Like Torres, Guinn and Lozano live in Texas; Guinn is a teacher in Arlington and Lozano a psychologist in Irving. However, their fellow Rome semester alumnae flew in from all over the U.S., including Georgia, Kansas, Minnesota and Missouri. Assembling at the house in Texas, they picked up right where they’d left off. 

Torres recalled that in some ways, they all regressed quickly to their 20-year-old selves. It was easy to laugh and joke and remember crazy, memorable experiences from their time together in Rome. The maturity of three additional decades, however, added depth to their reunion. They shared with each other many of the sorrows they’d experienced since they had last been together, including cancer, divorce and widowhood, as well as their pride in their families and professions. 

“There was joy and happiness, but also pain,” said Torres. “It ended up being so good for our souls.”

Romers reuniteThey poured through old Rome photo albums, visited a vineyard and went dancing, reminiscing all the while. Their Rome class was one of the last to stay at the Via del Pescaccio campus, although they were the first UD class to visit what would become the Eugene Constantin Campus (known affectionately by us all as “Due Santi”). They visited the “new campus” during their semester in Rome, when the university was making arrangements to purchase the property. It had been a beautiful day, Torres recalled, and she and Lozano pushed each other into the swimming pool. 

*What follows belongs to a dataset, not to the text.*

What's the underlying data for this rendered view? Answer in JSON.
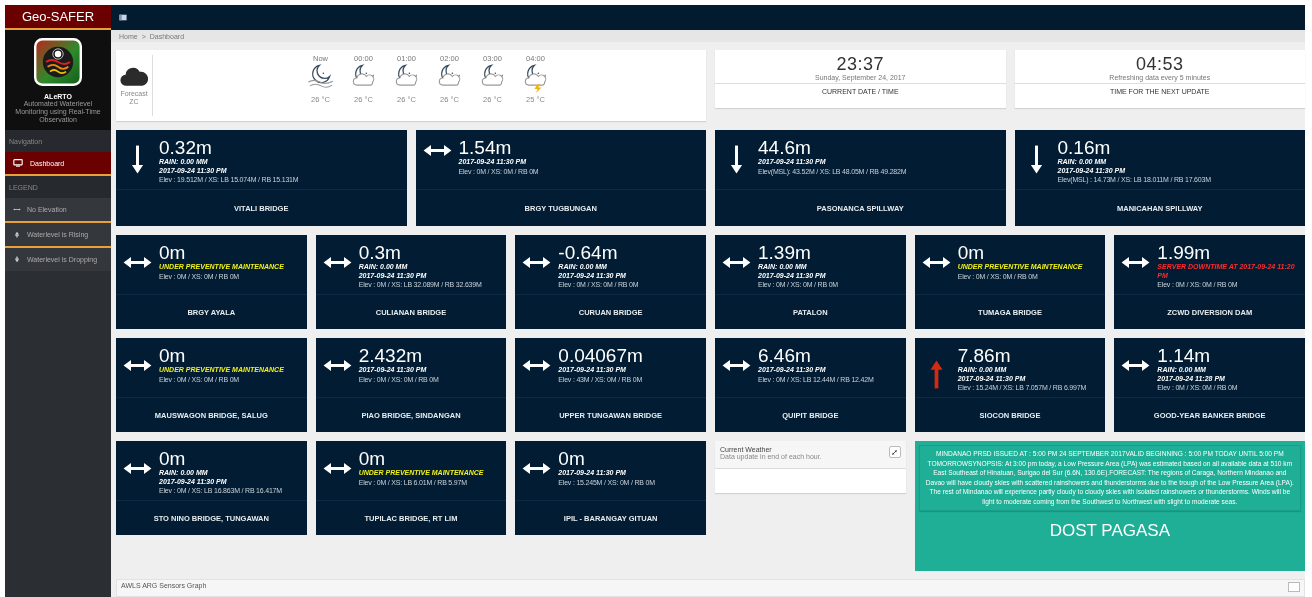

At the end of the weekend, the group made a commitment to get together again every other year — with the next time being the same year as their 30-year UD reunion in 2021. They’re  hoping that other women from their Rome semester will join them for future reunions.

50th birthday cakeA few days after everyone returned home, Lozano left with her mother for a pilgrimage to Rome with their diocese, where they were able to meet Pope Francis. Lozano had taken her “girls’ weekend” shirt with her to the Vatican, and she asked the pope to bless it, telling him the story of UD’s Rome Program and the Due Santi campus. After he blessed her and her mother, Lozano asked him to also bless the shirt, which contained all of the initials of the onetime Rome classmates who had reunited that weekend in Texas, and of course he did so. When Lozano told her friends, they wanted her to share the story with the rest of the UD community, as well.

Since their birthday/reunion weekend, the group has stayed in touch and supported each other through emails, texts and a chat group; during the COVID-19 pandemic, they’ve had two or three Zoom meetings.  

“We went back to what we were in Rome but have also shared what we’ve become,” said Torres. “It’s so profound.”

“It’s a story of love,” said Lozano. “Love for school, people, Catholicism — love for what brought us together. UD made me,” she added. “I hope that this reunion will be just the first of many to come.”